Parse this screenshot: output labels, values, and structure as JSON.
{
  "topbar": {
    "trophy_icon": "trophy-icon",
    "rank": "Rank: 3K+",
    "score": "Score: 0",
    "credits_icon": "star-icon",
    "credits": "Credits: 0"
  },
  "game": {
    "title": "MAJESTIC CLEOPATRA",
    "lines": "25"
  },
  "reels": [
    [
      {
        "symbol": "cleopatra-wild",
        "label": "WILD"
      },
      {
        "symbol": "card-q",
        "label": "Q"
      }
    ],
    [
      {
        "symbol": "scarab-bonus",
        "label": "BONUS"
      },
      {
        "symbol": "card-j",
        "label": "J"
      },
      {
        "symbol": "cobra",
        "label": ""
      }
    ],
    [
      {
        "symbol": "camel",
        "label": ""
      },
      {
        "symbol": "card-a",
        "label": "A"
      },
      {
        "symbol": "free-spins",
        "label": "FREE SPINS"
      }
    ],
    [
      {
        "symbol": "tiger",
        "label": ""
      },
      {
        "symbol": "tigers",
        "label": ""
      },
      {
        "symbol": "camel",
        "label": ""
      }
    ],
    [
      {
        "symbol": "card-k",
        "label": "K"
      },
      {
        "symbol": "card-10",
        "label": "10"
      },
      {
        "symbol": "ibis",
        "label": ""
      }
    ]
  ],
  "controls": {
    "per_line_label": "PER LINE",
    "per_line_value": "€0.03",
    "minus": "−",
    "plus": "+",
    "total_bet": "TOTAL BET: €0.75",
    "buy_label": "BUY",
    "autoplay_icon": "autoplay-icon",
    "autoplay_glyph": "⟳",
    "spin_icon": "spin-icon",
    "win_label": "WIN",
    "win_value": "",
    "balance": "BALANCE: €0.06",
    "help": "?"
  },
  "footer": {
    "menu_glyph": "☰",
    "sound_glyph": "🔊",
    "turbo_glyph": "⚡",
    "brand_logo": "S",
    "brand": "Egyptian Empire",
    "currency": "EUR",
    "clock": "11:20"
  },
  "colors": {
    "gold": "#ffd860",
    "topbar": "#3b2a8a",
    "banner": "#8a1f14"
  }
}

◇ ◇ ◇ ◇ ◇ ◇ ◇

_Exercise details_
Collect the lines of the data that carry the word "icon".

_Reply_
    "trophy_icon": "trophy-icon",
    "credits_icon": "star-icon",
    "autoplay_icon": "autoplay-icon",
    "spin_icon": "spin-icon",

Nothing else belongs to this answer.